The U.S. corn harvest is proceeding at the fastest pace ever after farmers planted early and the worst drought in generations accelerated crop maturity, the government said. Soybean conditions fell.
About 6 percent of the corn was harvested as of yesterday, compared with 4 percent a week earlier and none a year ago, the U.S. Department of Agriculture said today in a report. About 26 percent of the crop was rated mature, up from a revised 16 percent a week earlier, increasing the risks wind and rain will knock ears off stalks or blow plants over.
Corn futures surged 60 percent since mid-June before today, prompting the United Nations to predict higher global food costs. Tyson Foods Inc., the largest U.S. meat processor, said Aug. 6 its profit will be lower after paying more for grain to feed animals.
“We started taking in corn on Aug. 17, the earliest ever,” Scott Docherty, the general manager for Monticello, Illinois-based Top Flight Grain Cooperative, said in a telephone interview before the report. “Farmers are harvesting early because many fear that the heat weakened the stalks and they don’t want to lose any more bushels.”
Docherty said the corn crop in central Illinois may be 35 percent smaller than last year. Nationwide, about 22 percent of the crop was in good or excellent condition, down from 23 percent a week earlier and 54 percent a year earlier.
About 30 percent of the nation’s soybeans were rated good or excellent of Aug. 26, compared with 31 percent a week earlier, the USDA said. Approximately 8 percent of the plants were dropping leaves, a sign of maturity, up from 4 percent a week earlier and 4 percent on average the prior five years.
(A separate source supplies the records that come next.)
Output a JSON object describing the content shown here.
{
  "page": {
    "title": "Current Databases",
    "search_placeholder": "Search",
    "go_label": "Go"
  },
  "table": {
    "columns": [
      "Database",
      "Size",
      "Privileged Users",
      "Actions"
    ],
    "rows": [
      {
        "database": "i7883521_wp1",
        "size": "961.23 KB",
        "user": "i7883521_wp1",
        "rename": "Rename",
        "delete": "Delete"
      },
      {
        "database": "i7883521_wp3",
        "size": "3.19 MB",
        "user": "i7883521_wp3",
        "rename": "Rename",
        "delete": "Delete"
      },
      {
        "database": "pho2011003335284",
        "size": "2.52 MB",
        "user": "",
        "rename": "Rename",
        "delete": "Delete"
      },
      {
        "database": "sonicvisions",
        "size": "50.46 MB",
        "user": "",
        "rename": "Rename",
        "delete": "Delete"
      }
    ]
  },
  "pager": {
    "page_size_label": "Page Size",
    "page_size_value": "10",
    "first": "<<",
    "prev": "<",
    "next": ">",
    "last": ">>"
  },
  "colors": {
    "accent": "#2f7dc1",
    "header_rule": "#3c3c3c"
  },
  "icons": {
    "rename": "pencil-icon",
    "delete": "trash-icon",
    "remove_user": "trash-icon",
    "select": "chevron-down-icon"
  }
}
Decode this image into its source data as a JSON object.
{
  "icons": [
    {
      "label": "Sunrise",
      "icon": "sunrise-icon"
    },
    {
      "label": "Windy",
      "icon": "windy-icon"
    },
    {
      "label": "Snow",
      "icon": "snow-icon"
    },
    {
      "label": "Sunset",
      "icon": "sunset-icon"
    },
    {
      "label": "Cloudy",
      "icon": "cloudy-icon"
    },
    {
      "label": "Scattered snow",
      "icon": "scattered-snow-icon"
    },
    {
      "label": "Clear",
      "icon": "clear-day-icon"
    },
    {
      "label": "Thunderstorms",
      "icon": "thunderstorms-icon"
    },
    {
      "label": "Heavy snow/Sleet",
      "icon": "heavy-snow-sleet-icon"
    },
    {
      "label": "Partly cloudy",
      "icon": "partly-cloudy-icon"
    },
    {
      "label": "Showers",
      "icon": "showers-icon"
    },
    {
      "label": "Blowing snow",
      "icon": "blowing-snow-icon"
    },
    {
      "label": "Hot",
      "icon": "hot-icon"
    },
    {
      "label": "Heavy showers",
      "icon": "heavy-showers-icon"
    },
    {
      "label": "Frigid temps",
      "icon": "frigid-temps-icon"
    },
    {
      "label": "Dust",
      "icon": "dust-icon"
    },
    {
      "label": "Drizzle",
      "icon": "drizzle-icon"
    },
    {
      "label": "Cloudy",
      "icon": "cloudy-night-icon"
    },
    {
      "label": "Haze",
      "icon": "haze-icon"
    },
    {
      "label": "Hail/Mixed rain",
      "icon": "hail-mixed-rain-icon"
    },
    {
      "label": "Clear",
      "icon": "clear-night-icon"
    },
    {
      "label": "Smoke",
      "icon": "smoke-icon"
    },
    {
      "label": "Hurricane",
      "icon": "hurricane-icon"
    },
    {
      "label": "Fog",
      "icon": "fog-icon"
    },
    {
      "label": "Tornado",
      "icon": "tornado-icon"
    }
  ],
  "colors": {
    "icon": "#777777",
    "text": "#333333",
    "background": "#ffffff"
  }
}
Crop ratings are the worst for this time of year since 1988, when corn production plunged 31 percent from a year earlier and soybeans declined 20 percent. This year, corn output will fall 13 percent to 10.779 billion bushels, the smallest since 2006, the USDA said Aug. 10. The soybean crop may be 12 percent smaller at 2.692 billion bushels. The government will update its crop forecasts on Sept. 12.
Corn and soybean prices surged to records this month as output was poised to decline for the third straight year. Based on average temperatures and rain in June and July, the drought in the Midwest was the most-severe since 1936, according to T-Storm Weather LLC.
About 51 percent of the Midwest was in a moderate to exceptional drought on Aug. 21, down from 66 percent a week earlier and up from 9.5 percent a year earlier, according to the U.S. Drought Monitor.